What you return must match the listing below word for word.

──────────────────────────────

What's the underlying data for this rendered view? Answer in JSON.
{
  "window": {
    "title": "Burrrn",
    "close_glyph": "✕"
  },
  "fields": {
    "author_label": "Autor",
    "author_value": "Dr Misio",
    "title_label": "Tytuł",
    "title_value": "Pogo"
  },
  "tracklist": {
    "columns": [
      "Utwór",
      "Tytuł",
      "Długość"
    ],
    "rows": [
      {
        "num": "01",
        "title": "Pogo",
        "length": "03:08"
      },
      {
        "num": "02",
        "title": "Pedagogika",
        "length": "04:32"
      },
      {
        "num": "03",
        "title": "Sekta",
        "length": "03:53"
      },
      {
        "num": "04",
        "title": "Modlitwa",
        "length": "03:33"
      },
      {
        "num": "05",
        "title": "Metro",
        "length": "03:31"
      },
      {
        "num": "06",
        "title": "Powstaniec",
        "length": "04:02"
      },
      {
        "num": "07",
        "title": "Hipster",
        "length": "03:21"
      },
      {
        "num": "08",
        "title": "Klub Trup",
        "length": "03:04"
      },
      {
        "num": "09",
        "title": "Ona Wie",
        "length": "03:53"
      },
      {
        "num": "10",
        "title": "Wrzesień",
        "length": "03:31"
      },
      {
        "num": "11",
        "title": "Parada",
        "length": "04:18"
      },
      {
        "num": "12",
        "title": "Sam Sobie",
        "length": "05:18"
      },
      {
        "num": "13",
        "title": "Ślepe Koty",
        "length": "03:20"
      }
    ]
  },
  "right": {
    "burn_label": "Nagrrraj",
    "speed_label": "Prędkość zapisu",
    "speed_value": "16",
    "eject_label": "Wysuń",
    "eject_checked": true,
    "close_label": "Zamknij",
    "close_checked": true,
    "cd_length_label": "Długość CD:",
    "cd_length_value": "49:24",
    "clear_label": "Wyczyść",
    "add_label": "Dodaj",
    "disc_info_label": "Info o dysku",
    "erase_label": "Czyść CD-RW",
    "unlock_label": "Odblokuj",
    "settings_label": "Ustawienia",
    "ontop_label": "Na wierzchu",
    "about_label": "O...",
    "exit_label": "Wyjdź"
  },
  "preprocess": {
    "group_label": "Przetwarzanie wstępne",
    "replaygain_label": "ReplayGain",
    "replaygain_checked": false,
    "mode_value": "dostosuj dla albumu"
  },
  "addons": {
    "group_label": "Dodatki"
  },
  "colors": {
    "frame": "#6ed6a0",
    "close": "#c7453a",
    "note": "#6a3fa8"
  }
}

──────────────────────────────

Response.
What's the underlying data for this rendered view? Answer in JSON.
{
  "window": {
    "title": "Burrrn",
    "close_glyph": "✕"
  },
  "fields": {
    "author_label": "Autor",
    "author_value": "Dr Misio",
    "title_label": "Tytuł",
    "title_value": "Pogo"
  },
  "tracklist": {
    "columns": [
      "Utwór",
      "Tytuł",
      "Długość"
    ],
    "rows": [
      {
        "num": "01",
        "title": "Pogo",
        "length": "03:08"
      },
      {
        "num": "02",
        "title": "Pedagogika",
        "length": "04:32"
      },
      {
        "num": "03",
        "title": "Sekta",
        "length": "03:53"
      },
      {
        "num": "04",
        "title": "Modlitwa",
        "length": "03:33"
      },
      {
        "num": "05",
        "title": "Metro",
        "length": "03:31"
      },
      {
        "num": "06",
        "title": "Powstaniec",
        "length": "04:02"
      },
      {
        "num": "07",
        "title": "Hipster",
        "length": "03:21"
      },
      {
        "num": "08",
        "title": "Klub Trup",
        "length": "03:04"
      },
      {
        "num": "09",
        "title": "Ona Wie",
        "length": "03:53"
      },
      {
        "num": "10",
        "title": "Wrzesień",
        "length": "03:31"
      },
      {
        "num": "11",
        "title": "Parada",
        "length": "04:18"
      },
      {
        "num": "12",
        "title": "Sam Sobie",
        "length": "05:18"
      },
      {
        "num": "13",
        "title": "Ślepe Koty",
        "length": "03:20"
      }
    ]
  },
  "right": {
    "burn_label": "Nagrrraj",
    "speed_label": "Prędkość zapisu",
    "speed_value": "16",
    "eject_label": "Wysuń",
    "eject_checked": true,
    "close_label": "Zamknij",
    "close_checked": true,
    "cd_length_label": "Długość CD:",
    "cd_length_value": "49:24",
    "clear_label": "Wyczyść",
    "add_label": "Dodaj",
    "disc_info_label": "Info o dysku",
    "erase_label": "Czyść CD-RW",
    "unlock_label": "Odblokuj",
    "settings_label": "Ustawienia",
    "ontop_label": "Na wierzchu",
    "about_label": "O...",
    "exit_label": "Wyjdź"
  },
  "preprocess": {
    "group_label": "Przetwarzanie wstępne",
    "replaygain_label": "ReplayGain",
    "replaygain_checked": false,
    "mode_value": "dostosuj dla albumu"
  },
  "addons": {
    "group_label": "Dodatki"
  },
  "colors": {
    "frame": "#6ed6a0",
    "close": "#c7453a",
    "note": "#6a3fa8"
  }
}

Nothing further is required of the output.